Did you know?
Duiker means ‘diver’ in Afrikaans, and refers to this small antelope's habit of leaping into undergrowth to escape.
One of Africa’s smallest antelope, not much taller than a child’s ruler, lives in South Africa’s southern forests.
The tiny blue duiker can be spotted at dawn and dusk, when it is most active, looking for fallen fruits, flowers, fresh leaves and even bird eggs.
Not much taller than a scrub hare, it weighs between 4kg and 4.6kg.
Its colouring, as the name suggests, ranges from a reddish-brown (when young) through blue-grey to dark slate blue.
But that won’t be what draws your attention – mostly the only sign of a blue duiker will be a steady white flicker from its tail, a movement that helps it keep contact with its mate and its young. You’ll recognise it by the slits under its eyes – what zoologists call sub-orbital glands.
It rubs these against areas to mark its territory. Mated duiker also rub them against each other. They mostly mate for life, and are very affectionate, licking each other’s faces throughout the day.
When courting, the male will prance in front of the female, then nibble her back and shoulders. They’ll often play together, and usually produce one or two young (referred to as a lamb) a year.
In South Africa, they are mostly found in the dense thickets and coastal forests of KwaZulu-Natal through the Eastern Cape to around Tsitsikamma. Keep a lookout for them at Phinda Private Game Reserve, Mkuze Game Reserve and forested Ndumo Game Reserve, all in northern KwaZulu-Natal.
But they’re also found further north – in limited areas of Zimbabwe and Mozambique and in greater numbers in central and west Africa.

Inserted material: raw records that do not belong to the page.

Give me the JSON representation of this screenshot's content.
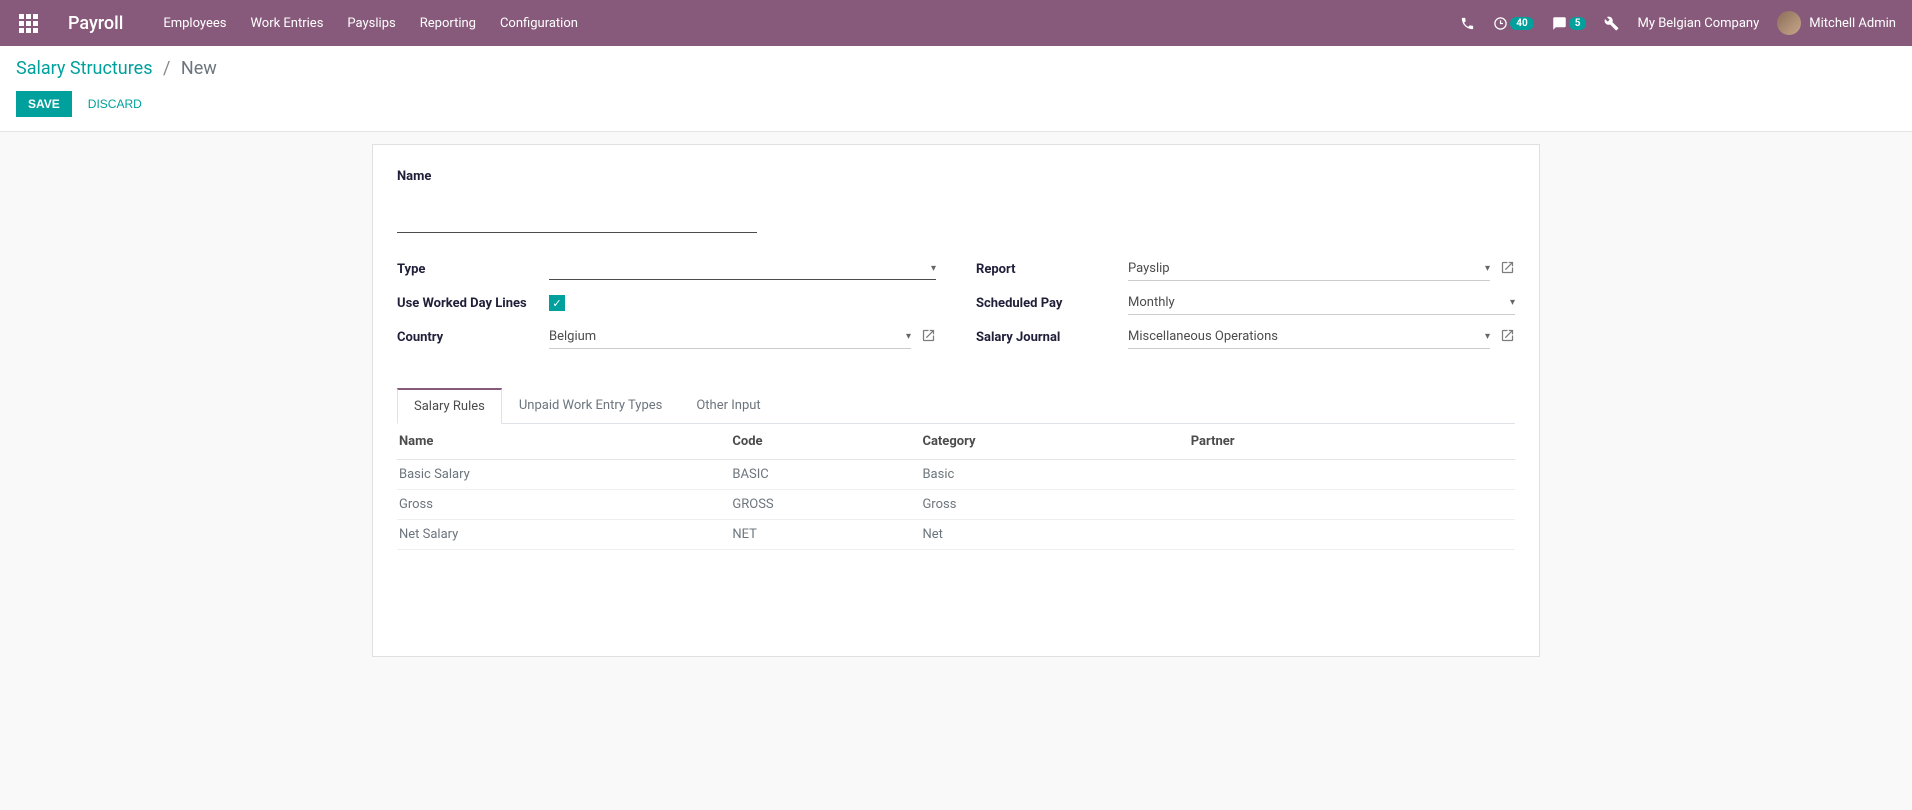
{
  "navbar": {
    "app_title": "Payroll",
    "menu": [
      "Employees",
      "Work Entries",
      "Payslips",
      "Reporting",
      "Configuration"
    ],
    "activities_count": "40",
    "messages_count": "5",
    "company": "My Belgian Company",
    "user": "Mitchell Admin"
  },
  "breadcrumb": {
    "parent": "Salary Structures",
    "current": "New"
  },
  "actions": {
    "save": "SAVE",
    "discard": "DISCARD"
  },
  "form": {
    "name_label": "Name",
    "name_value": "",
    "left": {
      "type_label": "Type",
      "type_value": "",
      "worked_days_label": "Use Worked Day Lines",
      "worked_days_checked": true,
      "country_label": "Country",
      "country_value": "Belgium"
    },
    "right": {
      "report_label": "Report",
      "report_value": "Payslip",
      "scheduled_pay_label": "Scheduled Pay",
      "scheduled_pay_value": "Monthly",
      "salary_journal_label": "Salary Journal",
      "salary_journal_value": "Miscellaneous Operations"
    }
  },
  "tabs": [
    "Salary Rules",
    "Unpaid Work Entry Types",
    "Other Input"
  ],
  "table": {
    "columns": [
      "Name",
      "Code",
      "Category",
      "Partner"
    ],
    "rows": [
      {
        "name": "Basic Salary",
        "code": "BASIC",
        "category": "Basic",
        "partner": ""
      },
      {
        "name": "Gross",
        "code": "GROSS",
        "category": "Gross",
        "partner": ""
      },
      {
        "name": "Net Salary",
        "code": "NET",
        "category": "Net",
        "partner": ""
      }
    ]
  }
}
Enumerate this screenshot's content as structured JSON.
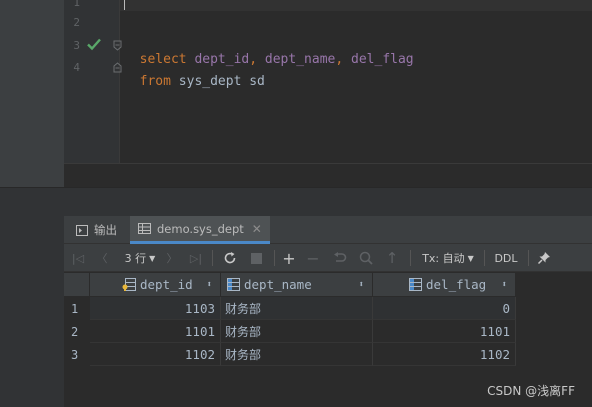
{
  "editor": {
    "line_numbers": [
      "1",
      "2",
      "3",
      "4"
    ],
    "line3": {
      "kw": "select",
      "f1": "dept_id",
      "sep1": ", ",
      "f2": "dept_name",
      "sep2": ", ",
      "f3": "del_flag"
    },
    "line4": {
      "kw": "from",
      "rest": " sys_dept sd"
    },
    "status_icon": "check-icon"
  },
  "tabs": [
    {
      "label": "输出",
      "icon": "output-icon"
    },
    {
      "label": "demo.sys_dept",
      "icon": "table-icon",
      "close": "✕"
    }
  ],
  "toolbar": {
    "first": "|◁",
    "prev": "〈",
    "rows_label": "3 行",
    "next": "〉",
    "last": "▷|",
    "refresh_icon": "refresh-icon",
    "stop_icon": "stop-icon",
    "add": "+",
    "remove": "−",
    "revert_icon": "revert-icon",
    "preview_icon": "preview-icon",
    "submit": "↑",
    "tx_label": "Tx: 自动",
    "ddl_label": "DDL",
    "pin_icon": "pin-icon"
  },
  "grid": {
    "columns": [
      {
        "name": "dept_id",
        "icon": "key-column-icon",
        "sort": "⬍"
      },
      {
        "name": "dept_name",
        "icon": "column-icon",
        "sort": "⬍"
      },
      {
        "name": "del_flag",
        "icon": "column-icon",
        "sort": "⬍"
      }
    ],
    "rows": [
      {
        "num": "1",
        "dept_id": "1103",
        "dept_name": "财务部",
        "del_flag": "0"
      },
      {
        "num": "2",
        "dept_id": "1101",
        "dept_name": "财务部",
        "del_flag": "1101"
      },
      {
        "num": "3",
        "dept_id": "1102",
        "dept_name": "财务部",
        "del_flag": "1102"
      }
    ]
  },
  "watermark": "CSDN @浅离FF"
}
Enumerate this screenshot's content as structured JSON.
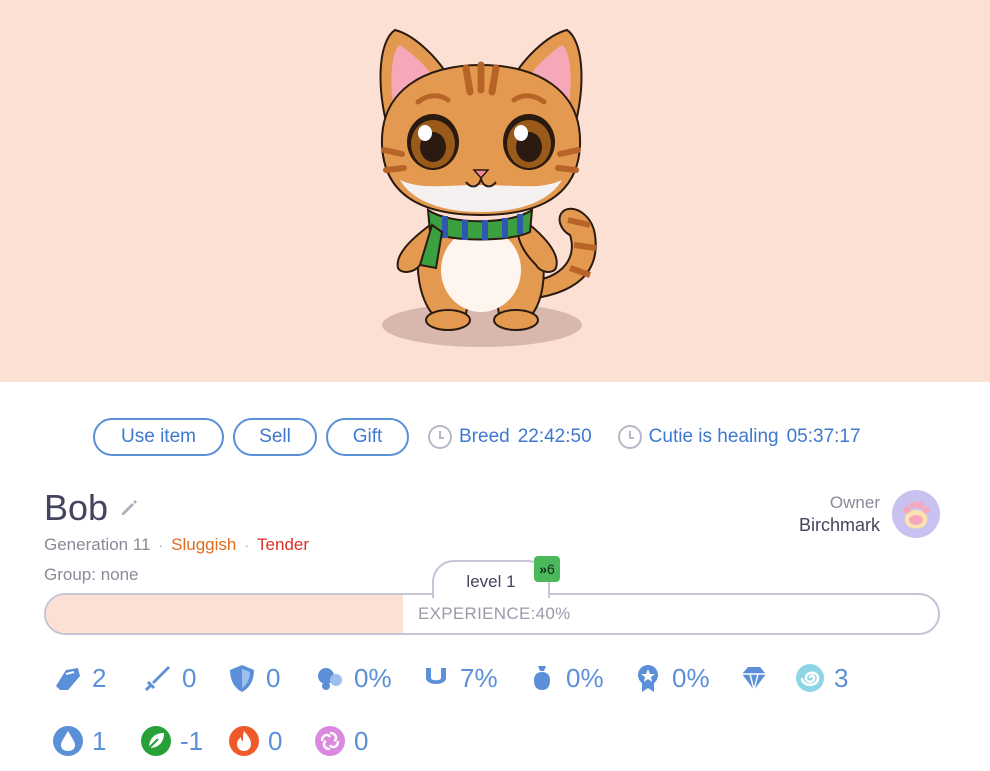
{
  "actions": {
    "use_item": "Use item",
    "sell": "Sell",
    "gift": "Gift"
  },
  "timers": {
    "breed_label": "Breed",
    "breed_time": "22:42:50",
    "healing_label": "Cutie is healing",
    "healing_time": "05:37:17"
  },
  "cutie": {
    "name": "Bob",
    "generation": "Generation 11",
    "trait1": "Sluggish",
    "trait2": "Tender",
    "group": "Group: none"
  },
  "owner": {
    "label": "Owner",
    "name": "Birchmark"
  },
  "level": {
    "label": "level 1",
    "boost": "6",
    "experience_text": "EXPERIENCE:40%",
    "experience_fraction": 0.4
  },
  "stats_row1": [
    {
      "icon": "attack-icon",
      "value": "2"
    },
    {
      "icon": "sword-icon",
      "value": "0"
    },
    {
      "icon": "shield-icon",
      "value": "0"
    },
    {
      "icon": "dodge-icon",
      "value": "0%"
    },
    {
      "icon": "horseshoe-icon",
      "value": "7%"
    },
    {
      "icon": "money-bag-icon",
      "value": "0%"
    },
    {
      "icon": "medal-icon",
      "value": "0%"
    },
    {
      "icon": "diamond-icon",
      "value": ""
    },
    {
      "icon": "spiral-icon",
      "value": "3"
    }
  ],
  "stats_row2": [
    {
      "icon": "water-icon",
      "value": "1"
    },
    {
      "icon": "nature-icon",
      "value": "-1"
    },
    {
      "icon": "fire-icon",
      "value": "0"
    },
    {
      "icon": "vortex-icon",
      "value": "0"
    }
  ],
  "colors": {
    "hero_bg": "#fde0d4",
    "accent": "#5b8fd8",
    "sluggish": "#e06a1e",
    "tender": "#d9322a"
  }
}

The populations have been isolated for many years. Their vulnerability to snaring (they traverse the same paths every day) has meant their numbers are decreasing.
Fortunately, though, there are some breeding programmes that are helping to boost their numbers.
Apart from keeping a beady eye out for them in forest clearings at the bookends of the day, you’ll be able to see them at the Featherbed Nature Reserve near Knysna, and at an endangered species breeding area at Mlilwane Game Reserve in Swaziland.
Travel tips & Planning info
Who to contact
Featherbed Nature Reserve
Tel: +27 (0)44 382 1693
Mlilwane Game Reserve
Big Game Parks, Swaziland
Tel: +268 2528 3943/4
How to get here
The easiest place to see blue duiker is at the Featherbed Nature Reserve in Knysna. To get to Knysna, take the N2 highway from Port Elizabeth. It’s about a four-hour drive. Or you can fly to George. From there, along the N2 highway, it takes about an hour. Once in Knysna, there is only one way of getting to the Featherbed Nature Reserve, and that is by boat across the beautiful estuary. There are a number of boats, including a spectacular paddle cruiser.
Around the area
Knysna is on the Garden Route. It is close to the Garden Route National Park, secret forests and ferns, has a lagoon and excellent restaurants. In the past, Knysna has been named first of the Top 100 Destinations in the World by TripAdvisor.
Tours to do
Why not take a township tour around Khayalethu and the Rastafarian Judah Square? Alternately you can visit the oyster beds by boat and taste the difference between wild and cultivated oysters.
You can opt for a 2.2km guided walk or a 4x4 ride.
What will it cost
If you’re staying for lunch, the 4-hour trip will cost approx R395. Excluding lunch, the trip will cost approx R275.
Length of stay
If you’re staying for lunch, you’ll leave at 10am and come back four hours later. If you opt for the meal-free trip, it will take three hours, and you will depart for the trip at 2.30pm.
What to pack
Bring comfortable walking shoes and your camera, as well as a hat and sunblock in the warmer months (October to March). In winter (June to August) it can be chilly on the boat, so bring a warm jacket.
Where to stay
Knysna, which is on the Garden Route, has plenty of accommodation. You could stay on a houseboat, at a backpacker's lodge or an upmarket game lodge.
Come to Knysna for the Oyster Festival (as much about sport as seafood) in July, the Rastafarian Earth Festival (usually held shortly afterwards), and the Naturally Knysna Festival in October.